**Aim of the task:** Print the data that follows, exactly and completely.

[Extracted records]

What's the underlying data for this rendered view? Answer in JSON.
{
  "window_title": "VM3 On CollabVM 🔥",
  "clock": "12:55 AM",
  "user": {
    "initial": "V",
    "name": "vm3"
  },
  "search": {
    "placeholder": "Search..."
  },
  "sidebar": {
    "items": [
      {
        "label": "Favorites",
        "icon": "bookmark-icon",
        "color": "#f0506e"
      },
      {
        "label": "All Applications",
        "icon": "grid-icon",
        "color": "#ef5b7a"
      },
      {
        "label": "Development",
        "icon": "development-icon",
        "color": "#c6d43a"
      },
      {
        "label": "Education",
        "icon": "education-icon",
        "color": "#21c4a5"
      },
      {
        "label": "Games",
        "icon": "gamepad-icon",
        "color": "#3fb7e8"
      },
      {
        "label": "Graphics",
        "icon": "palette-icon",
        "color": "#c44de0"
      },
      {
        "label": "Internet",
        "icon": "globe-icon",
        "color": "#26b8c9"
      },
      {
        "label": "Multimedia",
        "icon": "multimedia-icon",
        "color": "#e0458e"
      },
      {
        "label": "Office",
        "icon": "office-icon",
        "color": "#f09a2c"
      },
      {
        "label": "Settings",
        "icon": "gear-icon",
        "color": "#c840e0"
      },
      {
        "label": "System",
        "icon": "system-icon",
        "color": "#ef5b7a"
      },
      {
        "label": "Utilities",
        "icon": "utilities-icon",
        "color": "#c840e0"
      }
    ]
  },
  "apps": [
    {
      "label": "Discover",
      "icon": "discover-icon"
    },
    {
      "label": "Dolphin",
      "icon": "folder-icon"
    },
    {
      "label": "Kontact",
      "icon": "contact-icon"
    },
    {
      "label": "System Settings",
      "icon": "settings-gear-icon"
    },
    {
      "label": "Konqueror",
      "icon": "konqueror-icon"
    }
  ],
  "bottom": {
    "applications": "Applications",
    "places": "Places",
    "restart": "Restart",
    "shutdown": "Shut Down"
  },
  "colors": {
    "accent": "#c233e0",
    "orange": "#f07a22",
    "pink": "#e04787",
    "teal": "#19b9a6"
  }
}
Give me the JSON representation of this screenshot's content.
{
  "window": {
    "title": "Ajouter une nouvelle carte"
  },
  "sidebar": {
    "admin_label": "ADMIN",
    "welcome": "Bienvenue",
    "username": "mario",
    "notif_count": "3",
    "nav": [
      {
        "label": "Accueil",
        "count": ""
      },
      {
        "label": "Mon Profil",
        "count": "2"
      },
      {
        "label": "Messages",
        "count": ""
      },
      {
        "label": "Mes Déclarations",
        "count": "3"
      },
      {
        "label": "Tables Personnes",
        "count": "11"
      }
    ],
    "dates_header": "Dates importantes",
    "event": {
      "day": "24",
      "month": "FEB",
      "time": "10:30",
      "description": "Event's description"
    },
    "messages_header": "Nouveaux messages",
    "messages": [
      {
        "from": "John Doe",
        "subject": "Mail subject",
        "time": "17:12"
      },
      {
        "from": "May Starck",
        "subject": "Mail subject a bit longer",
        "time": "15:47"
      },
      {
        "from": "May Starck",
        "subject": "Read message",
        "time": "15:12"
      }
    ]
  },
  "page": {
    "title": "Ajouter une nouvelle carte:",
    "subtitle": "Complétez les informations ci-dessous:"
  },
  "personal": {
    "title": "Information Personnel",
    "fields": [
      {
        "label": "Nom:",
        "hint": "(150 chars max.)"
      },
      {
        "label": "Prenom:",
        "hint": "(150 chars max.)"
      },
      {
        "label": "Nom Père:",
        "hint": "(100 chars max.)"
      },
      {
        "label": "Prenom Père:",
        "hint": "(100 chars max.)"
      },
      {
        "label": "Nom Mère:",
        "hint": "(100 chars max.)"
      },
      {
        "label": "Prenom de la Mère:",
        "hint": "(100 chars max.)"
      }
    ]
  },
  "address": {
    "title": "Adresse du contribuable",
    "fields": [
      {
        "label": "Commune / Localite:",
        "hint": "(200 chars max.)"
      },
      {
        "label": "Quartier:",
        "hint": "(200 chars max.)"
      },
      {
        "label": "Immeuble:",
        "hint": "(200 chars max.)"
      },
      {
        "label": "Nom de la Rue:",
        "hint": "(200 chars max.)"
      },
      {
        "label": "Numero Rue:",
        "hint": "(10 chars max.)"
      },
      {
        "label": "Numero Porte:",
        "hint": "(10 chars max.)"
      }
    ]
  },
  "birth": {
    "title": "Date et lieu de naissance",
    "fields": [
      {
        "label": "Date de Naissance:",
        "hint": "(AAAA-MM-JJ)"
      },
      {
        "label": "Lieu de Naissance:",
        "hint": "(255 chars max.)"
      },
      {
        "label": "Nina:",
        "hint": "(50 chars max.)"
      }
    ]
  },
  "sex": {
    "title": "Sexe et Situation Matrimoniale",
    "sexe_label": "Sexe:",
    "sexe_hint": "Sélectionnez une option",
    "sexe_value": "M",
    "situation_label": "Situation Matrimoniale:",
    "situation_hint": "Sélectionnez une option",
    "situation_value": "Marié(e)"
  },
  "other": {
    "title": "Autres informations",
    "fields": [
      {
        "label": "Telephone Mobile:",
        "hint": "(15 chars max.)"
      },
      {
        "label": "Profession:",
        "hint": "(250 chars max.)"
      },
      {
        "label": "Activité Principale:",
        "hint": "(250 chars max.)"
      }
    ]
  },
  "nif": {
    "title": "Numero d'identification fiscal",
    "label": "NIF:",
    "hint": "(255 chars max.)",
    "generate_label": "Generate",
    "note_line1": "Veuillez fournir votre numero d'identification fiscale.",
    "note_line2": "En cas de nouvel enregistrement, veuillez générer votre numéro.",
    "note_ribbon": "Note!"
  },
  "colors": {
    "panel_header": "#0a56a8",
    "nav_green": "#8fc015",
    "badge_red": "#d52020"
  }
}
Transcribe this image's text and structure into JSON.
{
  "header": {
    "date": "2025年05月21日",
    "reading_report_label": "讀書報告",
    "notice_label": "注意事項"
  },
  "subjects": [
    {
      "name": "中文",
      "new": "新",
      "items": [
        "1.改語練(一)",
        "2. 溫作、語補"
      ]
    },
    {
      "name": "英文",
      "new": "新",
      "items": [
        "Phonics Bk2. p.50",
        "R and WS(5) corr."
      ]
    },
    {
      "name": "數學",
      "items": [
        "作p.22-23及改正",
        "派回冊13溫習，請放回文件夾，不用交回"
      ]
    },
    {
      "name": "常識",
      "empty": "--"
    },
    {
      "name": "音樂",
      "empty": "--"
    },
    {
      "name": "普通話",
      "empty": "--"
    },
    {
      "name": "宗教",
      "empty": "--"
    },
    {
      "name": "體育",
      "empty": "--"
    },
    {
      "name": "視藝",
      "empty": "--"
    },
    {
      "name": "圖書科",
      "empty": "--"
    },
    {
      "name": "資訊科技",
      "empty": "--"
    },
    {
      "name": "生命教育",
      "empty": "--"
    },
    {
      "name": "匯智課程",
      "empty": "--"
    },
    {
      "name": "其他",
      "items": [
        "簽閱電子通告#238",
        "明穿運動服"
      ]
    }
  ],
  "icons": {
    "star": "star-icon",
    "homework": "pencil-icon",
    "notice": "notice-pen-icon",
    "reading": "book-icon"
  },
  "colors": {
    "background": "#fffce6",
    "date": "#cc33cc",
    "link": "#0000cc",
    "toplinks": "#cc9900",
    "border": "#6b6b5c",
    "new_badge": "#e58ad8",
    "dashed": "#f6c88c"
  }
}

**Solution:**
What's the underlying data for this rendered view? Answer in JSON.
{
  "window_title": "VM3 On CollabVM 🔥",
  "clock": "12:55 AM",
  "user": {
    "initial": "V",
    "name": "vm3"
  },
  "search": {
    "placeholder": "Search..."
  },
  "sidebar": {
    "items": [
      {
        "label": "Favorites",
        "icon": "bookmark-icon",
        "color": "#f0506e"
      },
      {
        "label": "All Applications",
        "icon": "grid-icon",
        "color": "#ef5b7a"
      },
      {
        "label": "Development",
        "icon": "development-icon",
        "color": "#c6d43a"
      },
      {
        "label": "Education",
        "icon": "education-icon",
        "color": "#21c4a5"
      },
      {
        "label": "Games",
        "icon": "gamepad-icon",
        "color": "#3fb7e8"
      },
      {
        "label": "Graphics",
        "icon": "palette-icon",
        "color": "#c44de0"
      },
      {
        "label": "Internet",
        "icon": "globe-icon",
        "color": "#26b8c9"
      },
      {
        "label": "Multimedia",
        "icon": "multimedia-icon",
        "color": "#e0458e"
      },
      {
        "label": "Office",
        "icon": "office-icon",
        "color": "#f09a2c"
      },
      {
        "label": "Settings",
        "icon": "gear-icon",
        "color": "#c840e0"
      },
      {
        "label": "System",
        "icon": "system-icon",
        "color": "#ef5b7a"
      },
      {
        "label": "Utilities",
        "icon": "utilities-icon",
        "color": "#c840e0"
      }
    ]
  },
  "apps": [
    {
      "label": "Discover",
      "icon": "discover-icon"
    },
    {
      "label": "Dolphin",
      "icon": "folder-icon"
    },
    {
      "label": "Kontact",
      "icon": "contact-icon"
    },
    {
      "label": "System Settings",
      "icon": "settings-gear-icon"
    },
    {
      "label": "Konqueror",
      "icon": "konqueror-icon"
    }
  ],
  "bottom": {
    "applications": "Applications",
    "places": "Places",
    "restart": "Restart",
    "shutdown": "Shut Down"
  },
  "colors": {
    "accent": "#c233e0",
    "orange": "#f07a22",
    "pink": "#e04787",
    "teal": "#19b9a6"
  }
}
Give me the JSON representation of this screenshot's content.
{
  "window": {
    "title": "Ajouter une nouvelle carte"
  },
  "sidebar": {
    "admin_label": "ADMIN",
    "welcome": "Bienvenue",
    "username": "mario",
    "notif_count": "3",
    "nav": [
      {
        "label": "Accueil",
        "count": ""
      },
      {
        "label": "Mon Profil",
        "count": "2"
      },
      {
        "label": "Messages",
        "count": ""
      },
      {
        "label": "Mes Déclarations",
        "count": "3"
      },
      {
        "label": "Tables Personnes",
        "count": "11"
      }
    ],
    "dates_header": "Dates importantes",
    "event": {
      "day": "24",
      "month": "FEB",
      "time": "10:30",
      "description": "Event's description"
    },
    "messages_header": "Nouveaux messages",
    "messages": [
      {
        "from": "John Doe",
        "subject": "Mail subject",
        "time": "17:12"
      },
      {
        "from": "May Starck",
        "subject": "Mail subject a bit longer",
        "time": "15:47"
      },
      {
        "from": "May Starck",
        "subject": "Read message",
        "time": "15:12"
      }
    ]
  },
  "page": {
    "title": "Ajouter une nouvelle carte:",
    "subtitle": "Complétez les informations ci-dessous:"
  },
  "personal": {
    "title": "Information Personnel",
    "fields": [
      {
        "label": "Nom:",
        "hint": "(150 chars max.)"
      },
      {
        "label": "Prenom:",
        "hint": "(150 chars max.)"
      },
      {
        "label": "Nom Père:",
        "hint": "(100 chars max.)"
      },
      {
        "label": "Prenom Père:",
        "hint": "(100 chars max.)"
      },
      {
        "label": "Nom Mère:",
        "hint": "(100 chars max.)"
      },
      {
        "label": "Prenom de la Mère:",
        "hint": "(100 chars max.)"
      }
    ]
  },
  "address": {
    "title": "Adresse du contribuable",
    "fields": [
      {
        "label": "Commune / Localite:",
        "hint": "(200 chars max.)"
      },
      {
        "label": "Quartier:",
        "hint": "(200 chars max.)"
      },
      {
        "label": "Immeuble:",
        "hint": "(200 chars max.)"
      },
      {
        "label": "Nom de la Rue:",
        "hint": "(200 chars max.)"
      },
      {
        "label": "Numero Rue:",
        "hint": "(10 chars max.)"
      },
      {
        "label": "Numero Porte:",
        "hint": "(10 chars max.)"
      }
    ]
  },
  "birth": {
    "title": "Date et lieu de naissance",
    "fields": [
      {
        "label": "Date de Naissance:",
        "hint": "(AAAA-MM-JJ)"
      },
      {
        "label": "Lieu de Naissance:",
        "hint": "(255 chars max.)"
      },
      {
        "label": "Nina:",
        "hint": "(50 chars max.)"
      }
    ]
  },
  "sex": {
    "title": "Sexe et Situation Matrimoniale",
    "sexe_label": "Sexe:",
    "sexe_hint": "Sélectionnez une option",
    "sexe_value": "M",
    "situation_label": "Situation Matrimoniale:",
    "situation_hint": "Sélectionnez une option",
    "situation_value": "Marié(e)"
  },
  "other": {
    "title": "Autres informations",
    "fields": [
      {
        "label": "Telephone Mobile:",
        "hint": "(15 chars max.)"
      },
      {
        "label": "Profession:",
        "hint": "(250 chars max.)"
      },
      {
        "label": "Activité Principale:",
        "hint": "(250 chars max.)"
      }
    ]
  },
  "nif": {
    "title": "Numero d'identification fiscal",
    "label": "NIF:",
    "hint": "(255 chars max.)",
    "generate_label": "Generate",
    "note_line1": "Veuillez fournir votre numero d'identification fiscale.",
    "note_line2": "En cas de nouvel enregistrement, veuillez générer votre numéro.",
    "note_ribbon": "Note!"
  },
  "colors": {
    "panel_header": "#0a56a8",
    "nav_green": "#8fc015",
    "badge_red": "#d52020"
  }
}
Transcribe this image's text and structure into JSON.
{
  "header": {
    "date": "2025年05月21日",
    "reading_report_label": "讀書報告",
    "notice_label": "注意事項"
  },
  "subjects": [
    {
      "name": "中文",
      "new": "新",
      "items": [
        "1.改語練(一)",
        "2. 溫作、語補"
      ]
    },
    {
      "name": "英文",
      "new": "新",
      "items": [
        "Phonics Bk2. p.50",
        "R and WS(5) corr."
      ]
    },
    {
      "name": "數學",
      "items": [
        "作p.22-23及改正",
        "派回冊13溫習，請放回文件夾，不用交回"
      ]
    },
    {
      "name": "常識",
      "empty": "--"
    },
    {
      "name": "音樂",
      "empty": "--"
    },
    {
      "name": "普通話",
      "empty": "--"
    },
    {
      "name": "宗教",
      "empty": "--"
    },
    {
      "name": "體育",
      "empty": "--"
    },
    {
      "name": "視藝",
      "empty": "--"
    },
    {
      "name": "圖書科",
      "empty": "--"
    },
    {
      "name": "資訊科技",
      "empty": "--"
    },
    {
      "name": "生命教育",
      "empty": "--"
    },
    {
      "name": "匯智課程",
      "empty": "--"
    },
    {
      "name": "其他",
      "items": [
        "簽閱電子通告#238",
        "明穿運動服"
      ]
    }
  ],
  "icons": {
    "star": "star-icon",
    "homework": "pencil-icon",
    "notice": "notice-pen-icon",
    "reading": "book-icon"
  },
  "colors": {
    "background": "#fffce6",
    "date": "#cc33cc",
    "link": "#0000cc",
    "toplinks": "#cc9900",
    "border": "#6b6b5c",
    "new_badge": "#e58ad8",
    "dashed": "#f6c88c"
  }
}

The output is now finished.